Nuclear regulations have surely prevented many accidents, but as the Hanford story reveals so clearly, the amount of money anyone is willing to spend on cleanups is not endless, and the sense of corporate and governmental responsibility has severe limitations. What never dies is the damage that the nuclear power zombie causes. So here are some cautions and a suggestion for the new President:


• Nukes are not “green” except when they use the wrong kitty litter. The Nuclear Energy Institute (NEI) asked the Trump administration “to use its purchasing power” to change the wording of government mandates. An article entitled NEI Asks for Assistance to Make 2017 a Happy Nuke Year, describes the lobbyist asking the Nuclear Regulatory Commission to replace “mandates requiring renewable energy purchases with mandates that require clean energy purchases.” Once again, the idea is to simply change the words, magically putting “emission free” nukes in the same category as wind and solar. Will anyone notice that calling nuclear energy clean is like, well, calling the undead alive?

• Extending licenses on old nuclear plants is giving zombies a new lease on life. Energy companies that manage a mess of messy old nuclear plants, most built in the early 1970s, feel put upon because their operating licenses run only until the 2030s. They think another 20 years for these outdated, increasingly accident-prone clunkers would be just fine and they want you, President Trump, to think so too.

• Don’t try this in your homeland. Industry boosters and some environmentalists who are worried about global warming are talking up new types of power plants that have mechanism they claim will prevent meltdowns. Even if we could afford building these new designs (orders of magnitude more expensive than solar or wind) their waste will end up in the zombie graveyard. Do we really want to keep making more of them?

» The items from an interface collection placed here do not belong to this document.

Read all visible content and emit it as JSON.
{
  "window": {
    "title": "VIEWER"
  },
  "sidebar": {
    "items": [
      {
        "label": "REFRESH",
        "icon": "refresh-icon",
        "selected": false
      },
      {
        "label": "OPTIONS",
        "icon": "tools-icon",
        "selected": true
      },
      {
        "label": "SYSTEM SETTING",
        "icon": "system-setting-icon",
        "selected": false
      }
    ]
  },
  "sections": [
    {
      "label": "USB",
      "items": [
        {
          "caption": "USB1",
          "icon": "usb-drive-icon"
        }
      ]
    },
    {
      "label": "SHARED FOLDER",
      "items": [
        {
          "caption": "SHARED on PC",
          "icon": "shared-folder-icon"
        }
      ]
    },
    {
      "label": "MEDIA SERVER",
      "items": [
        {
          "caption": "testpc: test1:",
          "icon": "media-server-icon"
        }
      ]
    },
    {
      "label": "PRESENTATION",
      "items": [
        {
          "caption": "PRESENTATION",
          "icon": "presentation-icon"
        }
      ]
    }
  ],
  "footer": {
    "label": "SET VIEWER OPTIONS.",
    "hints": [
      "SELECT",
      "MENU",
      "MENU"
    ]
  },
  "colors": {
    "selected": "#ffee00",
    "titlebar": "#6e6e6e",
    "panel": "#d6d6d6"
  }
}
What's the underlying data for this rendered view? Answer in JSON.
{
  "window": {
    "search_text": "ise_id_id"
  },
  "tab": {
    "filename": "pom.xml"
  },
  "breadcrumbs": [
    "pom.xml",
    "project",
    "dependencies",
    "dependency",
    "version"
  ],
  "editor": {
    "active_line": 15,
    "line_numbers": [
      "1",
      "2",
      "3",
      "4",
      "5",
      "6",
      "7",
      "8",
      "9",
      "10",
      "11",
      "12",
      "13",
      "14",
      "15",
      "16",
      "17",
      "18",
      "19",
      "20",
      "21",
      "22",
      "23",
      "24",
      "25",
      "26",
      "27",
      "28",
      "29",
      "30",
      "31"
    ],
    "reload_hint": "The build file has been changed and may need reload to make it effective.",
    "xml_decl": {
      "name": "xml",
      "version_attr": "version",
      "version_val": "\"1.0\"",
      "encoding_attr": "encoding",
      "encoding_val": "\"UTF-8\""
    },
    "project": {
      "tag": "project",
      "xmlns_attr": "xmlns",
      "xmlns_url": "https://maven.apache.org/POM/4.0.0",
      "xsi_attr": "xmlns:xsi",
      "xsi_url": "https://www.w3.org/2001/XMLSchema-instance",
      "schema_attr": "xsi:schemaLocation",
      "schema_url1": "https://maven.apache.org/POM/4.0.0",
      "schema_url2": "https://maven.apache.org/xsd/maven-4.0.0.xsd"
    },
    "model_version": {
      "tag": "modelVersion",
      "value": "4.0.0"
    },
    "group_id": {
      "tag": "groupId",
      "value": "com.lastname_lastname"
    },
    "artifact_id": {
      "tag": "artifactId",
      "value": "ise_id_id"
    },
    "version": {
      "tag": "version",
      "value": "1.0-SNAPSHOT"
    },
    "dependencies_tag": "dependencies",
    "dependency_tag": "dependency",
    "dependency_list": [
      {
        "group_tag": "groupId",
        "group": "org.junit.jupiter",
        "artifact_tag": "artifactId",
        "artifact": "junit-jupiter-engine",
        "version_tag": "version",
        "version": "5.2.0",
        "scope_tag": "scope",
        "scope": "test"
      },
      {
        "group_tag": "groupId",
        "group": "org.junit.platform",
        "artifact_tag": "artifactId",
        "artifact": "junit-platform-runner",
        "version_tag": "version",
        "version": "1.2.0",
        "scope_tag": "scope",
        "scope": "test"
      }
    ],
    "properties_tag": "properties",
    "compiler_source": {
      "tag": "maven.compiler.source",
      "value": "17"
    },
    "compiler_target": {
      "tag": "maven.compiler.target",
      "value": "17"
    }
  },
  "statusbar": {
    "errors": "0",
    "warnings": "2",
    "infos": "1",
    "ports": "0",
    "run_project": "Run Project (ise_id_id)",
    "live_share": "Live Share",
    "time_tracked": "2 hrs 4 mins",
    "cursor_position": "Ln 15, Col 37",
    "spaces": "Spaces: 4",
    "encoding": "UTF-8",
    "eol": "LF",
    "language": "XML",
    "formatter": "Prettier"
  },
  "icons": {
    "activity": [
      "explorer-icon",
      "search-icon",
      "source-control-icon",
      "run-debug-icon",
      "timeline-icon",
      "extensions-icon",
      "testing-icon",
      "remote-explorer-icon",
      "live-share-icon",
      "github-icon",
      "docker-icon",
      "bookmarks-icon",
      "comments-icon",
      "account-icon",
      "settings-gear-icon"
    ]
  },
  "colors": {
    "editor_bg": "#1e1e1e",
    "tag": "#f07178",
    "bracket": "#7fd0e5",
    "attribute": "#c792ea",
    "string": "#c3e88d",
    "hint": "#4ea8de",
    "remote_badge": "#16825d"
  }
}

• OK try something new in waste management and storage. Fast. Like it or not, the nuclear zombies are already among us. So what can be done? There are processes to encase waste in glass, or concrete, such as have been going on at another weapons clean up site, Savannah River. But that program started in 1990 and aims to get it done in 2036. Forty-six years is a long time, so shouldn’t getting a move on the waste problem be the most important thing for the new Secretary of Energy to do?

And then there is Yucca Mountain, the long-planned and long-delayed repository for US nuclear waste. The Trumpers seem interested in reviving this too, and it does have one advantage: the hundreds of thousands of poisonous waste containers scattered across the US in casks and caves, in the earth and the seas, can all be put in one place. Of course getting them there opens loads of opportunities for zombie escapes – but it’s a chance we need to take.

Last word: if you want to fight the zombies, Greenpeace and the National Resource Defense Council (NRDC) are the places to start.